Exercise prompt
Reproduce the entries that follow precisely, setting aside any images.

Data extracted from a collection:
((

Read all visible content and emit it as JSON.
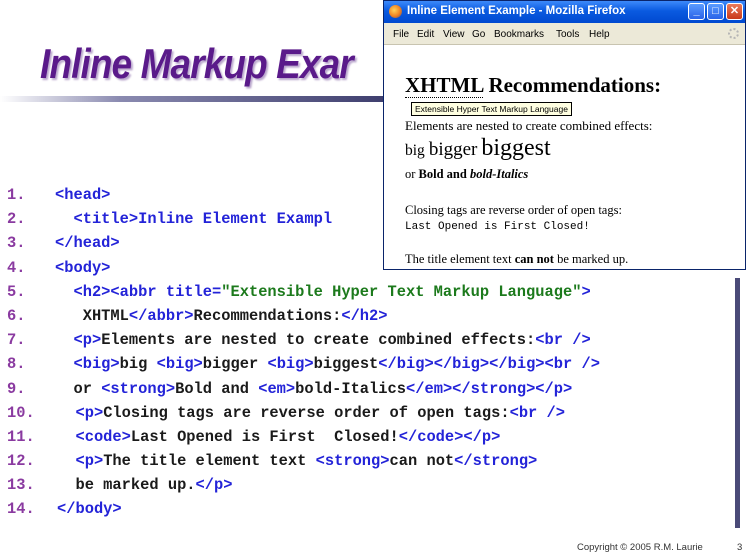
{
  "slide": {
    "title": "Inline Markup Exar",
    "copyright": "Copyright © 2005  R.M. Laurie",
    "page_number": "3",
    "code_lines": [
      {
        "num": "1.",
        "parts": [
          {
            "t": "tag",
            "s": "<head>"
          }
        ]
      },
      {
        "num": "2.",
        "parts": [
          {
            "t": "tag",
            "s": "  <title>Inline Element Exampl"
          }
        ]
      },
      {
        "num": "3.",
        "parts": [
          {
            "t": "tag",
            "s": "</head>"
          }
        ]
      },
      {
        "num": "4.",
        "parts": [
          {
            "t": "tag",
            "s": "<body>"
          }
        ]
      },
      {
        "num": "5.",
        "parts": [
          {
            "t": "tag",
            "s": "  <h2><abbr title="
          },
          {
            "t": "val",
            "s": "\"Extensible Hyper Text Markup Language\""
          },
          {
            "t": "tag",
            "s": ">"
          }
        ]
      },
      {
        "num": "6.",
        "parts": [
          {
            "t": "txt",
            "s": "   XHTML"
          },
          {
            "t": "tag",
            "s": "</abbr>"
          },
          {
            "t": "txt",
            "s": "Recommendations:"
          },
          {
            "t": "tag",
            "s": "</h2>"
          }
        ]
      },
      {
        "num": "7.",
        "parts": [
          {
            "t": "tag",
            "s": "  <p>"
          },
          {
            "t": "txt",
            "s": "Elements are nested to create combined effects:"
          },
          {
            "t": "tag",
            "s": "<br />"
          }
        ]
      },
      {
        "num": "8.",
        "parts": [
          {
            "t": "tag",
            "s": "  <big>"
          },
          {
            "t": "txt",
            "s": "big "
          },
          {
            "t": "tag",
            "s": "<big>"
          },
          {
            "t": "txt",
            "s": "bigger "
          },
          {
            "t": "tag",
            "s": "<big>"
          },
          {
            "t": "txt",
            "s": "biggest"
          },
          {
            "t": "tag",
            "s": "</big></big></big><br />"
          }
        ]
      },
      {
        "num": "9.",
        "parts": [
          {
            "t": "txt",
            "s": "  or "
          },
          {
            "t": "tag",
            "s": "<strong>"
          },
          {
            "t": "txt",
            "s": "Bold and "
          },
          {
            "t": "tag",
            "s": "<em>"
          },
          {
            "t": "txt",
            "s": "bold-Italics"
          },
          {
            "t": "tag",
            "s": "</em></strong></p>"
          }
        ]
      },
      {
        "num": "10.",
        "parts": [
          {
            "t": "tag",
            "s": "  <p>"
          },
          {
            "t": "txt",
            "s": "Closing tags are reverse order of open tags:"
          },
          {
            "t": "tag",
            "s": "<br />"
          }
        ]
      },
      {
        "num": "11.",
        "parts": [
          {
            "t": "tag",
            "s": "  <code>"
          },
          {
            "t": "txt",
            "s": "Last Opened is First  Closed!"
          },
          {
            "t": "tag",
            "s": "</code></p>"
          }
        ]
      },
      {
        "num": "12.",
        "parts": [
          {
            "t": "tag",
            "s": "  <p>"
          },
          {
            "t": "txt",
            "s": "The title element text "
          },
          {
            "t": "tag",
            "s": "<strong>"
          },
          {
            "t": "txt",
            "s": "can not"
          },
          {
            "t": "tag",
            "s": "</strong>"
          }
        ]
      },
      {
        "num": "13.",
        "parts": [
          {
            "t": "txt",
            "s": "  be marked up."
          },
          {
            "t": "tag",
            "s": "</p>"
          }
        ]
      },
      {
        "num": "14.",
        "parts": [
          {
            "t": "tag",
            "s": "</body>"
          }
        ]
      }
    ],
    "colors": {
      "title": "#5a1a8a",
      "tag": "#2323d8",
      "value": "#1c7a1c",
      "line_number": "#8a3aa0"
    }
  },
  "browser": {
    "title": "Inline Element Example - Mozilla Firefox",
    "menu": [
      "File",
      "Edit",
      "View",
      "Go",
      "Bookmarks",
      "Tools",
      "Help"
    ],
    "window_buttons": {
      "minimize": "_",
      "maximize": "□",
      "close": "✕"
    },
    "content": {
      "heading_abbr": "XHTML",
      "heading_rest": " Recommendations:",
      "tooltip": "Extensible Hyper Text Markup Language",
      "p1_line1": "Elements are nested to create combined effects:",
      "big": "big",
      "bigger": "bigger",
      "biggest": "biggest",
      "or": "or ",
      "bold": "Bold and ",
      "bold_italics": "bold-Italics",
      "p2_line1": "Closing tags are reverse order of open tags:",
      "p2_code": "Last Opened is First Closed!",
      "p3_before": "The title element text ",
      "p3_strong": "can not",
      "p3_after": " be marked up."
    }
  }
}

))

Response for this exercise
Read all visible content and emit it as JSON.
{
  "slide": {
    "title": "Inline Markup Exar",
    "copyright": "Copyright © 2005  R.M. Laurie",
    "page_number": "3",
    "code_lines": [
      {
        "num": "1.",
        "parts": [
          {
            "t": "tag",
            "s": "<head>"
          }
        ]
      },
      {
        "num": "2.",
        "parts": [
          {
            "t": "tag",
            "s": "  <title>Inline Element Exampl"
          }
        ]
      },
      {
        "num": "3.",
        "parts": [
          {
            "t": "tag",
            "s": "</head>"
          }
        ]
      },
      {
        "num": "4.",
        "parts": [
          {
            "t": "tag",
            "s": "<body>"
          }
        ]
      },
      {
        "num": "5.",
        "parts": [
          {
            "t": "tag",
            "s": "  <h2><abbr title="
          },
          {
            "t": "val",
            "s": "\"Extensible Hyper Text Markup Language\""
          },
          {
            "t": "tag",
            "s": ">"
          }
        ]
      },
      {
        "num": "6.",
        "parts": [
          {
            "t": "txt",
            "s": "   XHTML"
          },
          {
            "t": "tag",
            "s": "</abbr>"
          },
          {
            "t": "txt",
            "s": "Recommendations:"
          },
          {
            "t": "tag",
            "s": "</h2>"
          }
        ]
      },
      {
        "num": "7.",
        "parts": [
          {
            "t": "tag",
            "s": "  <p>"
          },
          {
            "t": "txt",
            "s": "Elements are nested to create combined effects:"
          },
          {
            "t": "tag",
            "s": "<br />"
          }
        ]
      },
      {
        "num": "8.",
        "parts": [
          {
            "t": "tag",
            "s": "  <big>"
          },
          {
            "t": "txt",
            "s": "big "
          },
          {
            "t": "tag",
            "s": "<big>"
          },
          {
            "t": "txt",
            "s": "bigger "
          },
          {
            "t": "tag",
            "s": "<big>"
          },
          {
            "t": "txt",
            "s": "biggest"
          },
          {
            "t": "tag",
            "s": "</big></big></big><br />"
          }
        ]
      },
      {
        "num": "9.",
        "parts": [
          {
            "t": "txt",
            "s": "  or "
          },
          {
            "t": "tag",
            "s": "<strong>"
          },
          {
            "t": "txt",
            "s": "Bold and "
          },
          {
            "t": "tag",
            "s": "<em>"
          },
          {
            "t": "txt",
            "s": "bold-Italics"
          },
          {
            "t": "tag",
            "s": "</em></strong></p>"
          }
        ]
      },
      {
        "num": "10.",
        "parts": [
          {
            "t": "tag",
            "s": "  <p>"
          },
          {
            "t": "txt",
            "s": "Closing tags are reverse order of open tags:"
          },
          {
            "t": "tag",
            "s": "<br />"
          }
        ]
      },
      {
        "num": "11.",
        "parts": [
          {
            "t": "tag",
            "s": "  <code>"
          },
          {
            "t": "txt",
            "s": "Last Opened is First  Closed!"
          },
          {
            "t": "tag",
            "s": "</code></p>"
          }
        ]
      },
      {
        "num": "12.",
        "parts": [
          {
            "t": "tag",
            "s": "  <p>"
          },
          {
            "t": "txt",
            "s": "The title element text "
          },
          {
            "t": "tag",
            "s": "<strong>"
          },
          {
            "t": "txt",
            "s": "can not"
          },
          {
            "t": "tag",
            "s": "</strong>"
          }
        ]
      },
      {
        "num": "13.",
        "parts": [
          {
            "t": "txt",
            "s": "  be marked up."
          },
          {
            "t": "tag",
            "s": "</p>"
          }
        ]
      },
      {
        "num": "14.",
        "parts": [
          {
            "t": "tag",
            "s": "</body>"
          }
        ]
      }
    ],
    "colors": {
      "title": "#5a1a8a",
      "tag": "#2323d8",
      "value": "#1c7a1c",
      "line_number": "#8a3aa0"
    }
  },
  "browser": {
    "title": "Inline Element Example - Mozilla Firefox",
    "menu": [
      "File",
      "Edit",
      "View",
      "Go",
      "Bookmarks",
      "Tools",
      "Help"
    ],
    "window_buttons": {
      "minimize": "_",
      "maximize": "□",
      "close": "✕"
    },
    "content": {
      "heading_abbr": "XHTML",
      "heading_rest": " Recommendations:",
      "tooltip": "Extensible Hyper Text Markup Language",
      "p1_line1": "Elements are nested to create combined effects:",
      "big": "big",
      "bigger": "bigger",
      "biggest": "biggest",
      "or": "or ",
      "bold": "Bold and ",
      "bold_italics": "bold-Italics",
      "p2_line1": "Closing tags are reverse order of open tags:",
      "p2_code": "Last Opened is First Closed!",
      "p3_before": "The title element text ",
      "p3_strong": "can not",
      "p3_after": " be marked up."
    }
  }
}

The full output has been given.